These survival rates are based on the ones who was diagnosed years ago. Improvements in treatment since then may result in more favorable prospects for people who are now being diagnosed with inflammatory breast cancer. These figures are based on data from the National Cancer Institute's surveillance, Epidemiology, and end results (SIER) database, for patients diagnosed with inflammatory breast cancer between 1990 and 2008.

The average survival is length of time for half of the patients in the group who have died. By definition, half of the patients in the Group were still alive. It is important to remember that the median is one type of average used by researchers. There is nothing "average" and many people who have a much better result than the average. Also, people with inflammatory breast cancer may die of other things, and these numbers do not take into account that.
  • The average survival rates for men with stage III inflammatory breast cancer is around 57 months.
  • The average survival rate for people with inflammatory breast cancer stage IV about 21 months.
See also: What Does Estrogen Receptor Positive Mean
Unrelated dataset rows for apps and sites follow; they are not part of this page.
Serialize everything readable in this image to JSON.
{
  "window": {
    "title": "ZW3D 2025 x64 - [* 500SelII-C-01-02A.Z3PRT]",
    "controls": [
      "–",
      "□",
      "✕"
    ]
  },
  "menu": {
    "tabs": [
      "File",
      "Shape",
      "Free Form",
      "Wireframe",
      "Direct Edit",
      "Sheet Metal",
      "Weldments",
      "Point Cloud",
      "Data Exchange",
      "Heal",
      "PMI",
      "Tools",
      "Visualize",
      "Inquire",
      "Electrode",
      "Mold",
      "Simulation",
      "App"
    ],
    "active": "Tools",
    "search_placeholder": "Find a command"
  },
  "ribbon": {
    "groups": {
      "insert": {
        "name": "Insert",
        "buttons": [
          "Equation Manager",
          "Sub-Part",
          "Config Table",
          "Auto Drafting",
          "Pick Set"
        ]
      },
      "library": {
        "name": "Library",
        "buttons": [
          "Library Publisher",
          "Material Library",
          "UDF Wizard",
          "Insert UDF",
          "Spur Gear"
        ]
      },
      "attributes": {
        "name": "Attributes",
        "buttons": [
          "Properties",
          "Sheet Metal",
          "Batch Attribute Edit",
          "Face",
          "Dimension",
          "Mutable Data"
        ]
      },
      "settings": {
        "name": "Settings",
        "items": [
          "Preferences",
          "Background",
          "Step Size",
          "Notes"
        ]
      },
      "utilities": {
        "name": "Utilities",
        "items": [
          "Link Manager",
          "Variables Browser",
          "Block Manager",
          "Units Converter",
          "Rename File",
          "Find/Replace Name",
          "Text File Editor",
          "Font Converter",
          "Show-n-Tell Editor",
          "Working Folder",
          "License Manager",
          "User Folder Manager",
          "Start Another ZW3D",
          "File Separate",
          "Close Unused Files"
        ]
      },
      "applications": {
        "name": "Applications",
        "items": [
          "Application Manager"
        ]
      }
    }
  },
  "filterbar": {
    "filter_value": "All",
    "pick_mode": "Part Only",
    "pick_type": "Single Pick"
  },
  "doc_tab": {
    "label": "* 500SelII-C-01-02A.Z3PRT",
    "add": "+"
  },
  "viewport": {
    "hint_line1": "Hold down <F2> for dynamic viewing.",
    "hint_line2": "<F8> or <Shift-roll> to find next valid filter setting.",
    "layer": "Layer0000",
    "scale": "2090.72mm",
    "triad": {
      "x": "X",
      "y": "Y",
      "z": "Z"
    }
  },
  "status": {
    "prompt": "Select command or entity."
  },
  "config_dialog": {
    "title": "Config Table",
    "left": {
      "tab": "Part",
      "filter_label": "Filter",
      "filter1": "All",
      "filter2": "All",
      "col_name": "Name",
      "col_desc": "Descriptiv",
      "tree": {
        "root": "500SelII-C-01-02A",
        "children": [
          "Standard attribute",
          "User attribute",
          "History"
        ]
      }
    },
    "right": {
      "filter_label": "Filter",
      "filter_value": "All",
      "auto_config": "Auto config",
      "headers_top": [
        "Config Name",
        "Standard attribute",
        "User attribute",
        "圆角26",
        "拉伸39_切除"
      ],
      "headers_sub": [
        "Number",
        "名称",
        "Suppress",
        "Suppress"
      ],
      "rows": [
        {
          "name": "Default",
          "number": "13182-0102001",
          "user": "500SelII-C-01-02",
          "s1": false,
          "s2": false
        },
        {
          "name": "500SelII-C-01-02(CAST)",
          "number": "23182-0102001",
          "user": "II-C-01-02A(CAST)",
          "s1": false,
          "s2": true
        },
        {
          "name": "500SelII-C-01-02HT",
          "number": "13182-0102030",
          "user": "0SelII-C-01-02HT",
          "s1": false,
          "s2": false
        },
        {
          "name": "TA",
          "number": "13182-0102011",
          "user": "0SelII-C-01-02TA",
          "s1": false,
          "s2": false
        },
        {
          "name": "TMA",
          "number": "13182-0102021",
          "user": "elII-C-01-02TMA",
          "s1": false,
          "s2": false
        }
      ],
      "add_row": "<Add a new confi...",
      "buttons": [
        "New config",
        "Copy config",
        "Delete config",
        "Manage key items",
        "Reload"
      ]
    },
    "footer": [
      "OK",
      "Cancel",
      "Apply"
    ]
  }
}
How inflammatory breast cancer be treated?
Inflammatory breast cancer (IBC) that has not spread beyond the breast or lymph nodes nearby is stadium IIIB or IIIC. In most cases, the treatment of chemotherapy to try to shrink the tumor, followed by surgery to remove the cancer. Radiation is given after surgery, and, in some cases, more chemotherapy can be given after radiation. IBC which has spread to other parts of the body (stage IV) treated with chemotherapy, hormonal therapy, and/or with drugs that target HER2.

What's new in the inflammatory breast cancer research?
Studies that compare the DNA and other molecules of the IBC with the usual type of breast cancer has shown some important differences. Scientists believe that some of these differences are a unique and aggressive account in ways that IBC spreads and grows. There is hope that understanding these differences will lead to better treatments that target certain cells change to IBC.